quendi noun "Elvish woman", pl. quendir given (MR:229; changed by Tolkien from quendë pl. quender); the sg. quendi must not be confused with the pl. Quendi, see above. Compare masc. quendu.
QuendizF2% noun. elves
Quendi "Elves" as a race (analogical sg. quendë, not much used) (WJ:361;SA:quen-/quet-, WJ:372, KWEN(ED), spelt "qende, Qendi" in Etym). Gen. pl. Quendion (PM:395)
Quendinoun. Those that Speak
Those that Speak [= Elves]
quendinoun. female Elf
quendu noun *"Elvish man", pl. quendur given (MR:229; changed by Tolkien from quendo pl. quendor). Compare fem. quendi.
quendënoun. Elf, (lit.) One That Speaks
quendë noun "Elf", the little-used analogical sg. of Quendi, q.v. (KWEN(ED), WJ:361)
Quendingoldo masc. name, apparently compound of Quendi "Elves" and -ngoldo "Noldo", Sindarin Pengolodh, a loremaster of Gondolin. (PM:401, 404-405, VT48:5) Shorter form Quengoldo (PM:404, VT48:14)
quenya noun (original adj.) "speech" (PM:399); the language-name Quenya is said to mean properly "language, speech" (WJ:393); cf. the phrase coirëa quenya "living speech" (PM:399).However, Quenya (archaic Quendya, still so in Vanyarin) is also interpreted "Elvish" (Letters:176), sc. the adjective corresponding to Quendi (WJ:374), but it was no longer used as a general adjective. Quenya lambë"Quenya tongue" (WJ:407). The command queta Quenya! "speak Quenya!" was used in the sense of "speak precisely and intelligibly, put into actual words" (instead of using hand signs or looks); the word Quenya is here used adverbially (PE17:138). The variant queta quenyā (PE17:137) appears to use the distinct accusative (formed by lengthening a final vowel) known from "Book Quenya".
eldanoun. Elf, Elf, (lit.) one of the Star-folk, Elven, one of the Star-folk, Elves in general
The most common Quenya word for “Elf”. Its literal meaning is “one of the Star-folk” (WJ/374), a name given to them by Oromë (S/49) and derived from the same primitive root √EL as Q. elen “star”. Strictly speaking, this term excludes the Avari who chose not to journey to Valinor, so that the proper term for all of Elvenkind is Q. Quendë “one of the Elven race”. The Elves of the West rarely encountered the Avari, however, so that term Elda was ordinarily broad enough to describe all Elves.

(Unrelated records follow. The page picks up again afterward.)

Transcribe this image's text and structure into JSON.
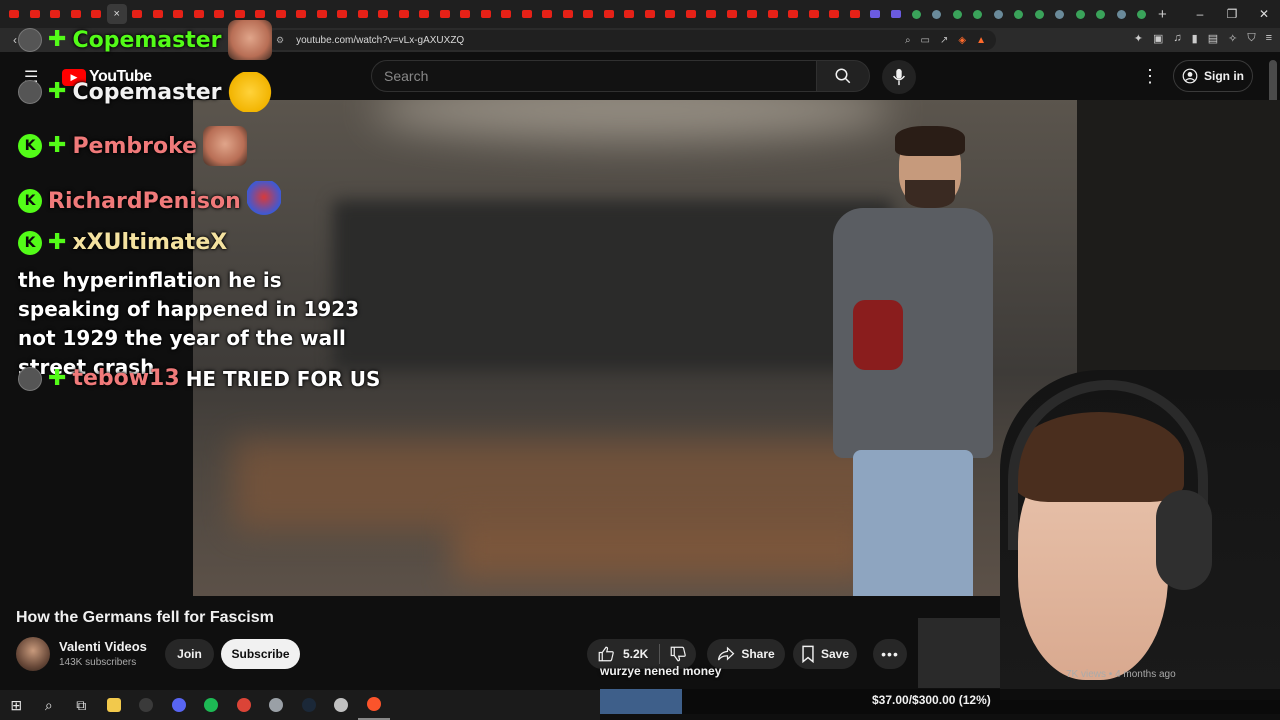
{
  "browser": {
    "url": "youtube.com/watch?v=vLx-gAXUXZQ",
    "tab_count": 56,
    "active_tab_close": "×",
    "new_tab": "+",
    "window_controls": [
      "–",
      "❐",
      "✕"
    ]
  },
  "youtube": {
    "logo_text": "YouTube",
    "search_placeholder": "Search",
    "sign_in_label": "Sign in"
  },
  "chat_overlay": {
    "messages": [
      {
        "user": "Copemaster",
        "user_color": "#53fc18",
        "badges": [
          "avatar-icon",
          "gem-icon"
        ],
        "emote": "face-emote",
        "text": ""
      },
      {
        "user": "Copemaster",
        "user_color": "#f1f1f1",
        "badges": [
          "avatar-icon",
          "gem-icon"
        ],
        "emote": "relieved-face-emote",
        "text": ""
      },
      {
        "user": "Pembroke",
        "user_color": "#f07a7a",
        "badges": [
          "kick-icon",
          "gem-icon"
        ],
        "emote": "face-emote",
        "text": ""
      },
      {
        "user": "RichardPenison",
        "user_color": "#f07a7a",
        "badges": [
          "kick-icon"
        ],
        "emote": "mario-emote",
        "text": ""
      },
      {
        "user": "xXUltimateX",
        "user_color": "#f4e2a0",
        "badges": [
          "kick-icon",
          "gem-icon"
        ],
        "emote": "",
        "text": "the hyperinflation he is speaking of happened in 1923 not 1929 the year of the wall street crash"
      },
      {
        "user": "tebow13",
        "user_color": "#f07a7a",
        "badges": [
          "avatar-icon",
          "gem-icon"
        ],
        "emote": "",
        "text": "HE TRIED FOR US"
      }
    ]
  },
  "video": {
    "title": "How the Germans fell for Fascism",
    "channel_name": "Valenti Videos",
    "subscribers": "143K subscribers",
    "join_label": "Join",
    "subscribe_label": "Subscribe",
    "likes": "5.2K",
    "share_label": "Share",
    "save_label": "Save",
    "more_label": "•••",
    "sidebar_meta": "7K views • 4 months ago"
  },
  "stream_overlay": {
    "subtitle": "wurzye nened money",
    "goal_text": "$37.00/$300.00 (12%)",
    "goal_fraction": 0.12,
    "goal_color": "#3e5f8a"
  },
  "taskbar": {
    "icons": [
      "windows-start-icon",
      "search-icon",
      "task-view-icon",
      "file-explorer-icon",
      "obs-icon",
      "discord-icon",
      "spotify-icon",
      "chrome-icon",
      "app-icon",
      "steam-icon",
      "app-icon-2",
      "brave-icon"
    ]
  },
  "colors": {
    "kick_green": "#53fc18",
    "youtube_red": "#ff0000",
    "background": "#0f0f0f"
  }
}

Conceptual Development: This word dates back to the earliest stages of Tolkien’s languages. At its first appearance, ᴱQ. Elda was glossed “a beach-fay” (QL/35), but was soon extended to describe all Elves (LT1/113). In Tolkien’s earliest writings the word was not given a clear etymology. In the Lhammas “Account of Tongues” from the 1930s (LR/168-180), Tolkien gave ᴹQ. Elda the sense of “one who departed” (LR/169), as opposed to the ᴹQ. Lembi “Lingerers” who remained behind (precursors of the Avari). With this sense, Elda was derived from ᴹ√LED “go, fare, travel” (Ety/LED).
Tolkien soon revised the etymology of Elda so that it was derived instead from ᴹ√ELED “star-folk” (Ety/ELED). In some later writings, he considered both etymologies of this word to be valid, so that Elda was blending of both “star-folk” (from √EL) and Q. Eldo “marcher” (from √LED or √DEL¹), as discussed in the “Quendi and Eldar” essay from 1959-60 and elsewhere (WJ/362-3, PE17/139). However, the sense “star-folk” is probably better known.
In some notes from 1957, Tolkien considered deriving this word from a variant root √DEL² “fair” so that its meaning would be “the fair” (PE17/151), but this seems to have been a transient idea.
-i nominative plural ending regularly used on nouns ending in a consonant and in -ë; in the latter case, -ë is displaced (e.g. Quendë pl. Quendi).
pahta (2) noun "speech", i.e. language (PE17:126); accompanied by the intransitive verb pakta- "speak, talk", which would be *pahta- in Quenya, of which the transitive equivalent is quet-, q.v. The intransitive verb "speak" is also given as carpa-, q.v.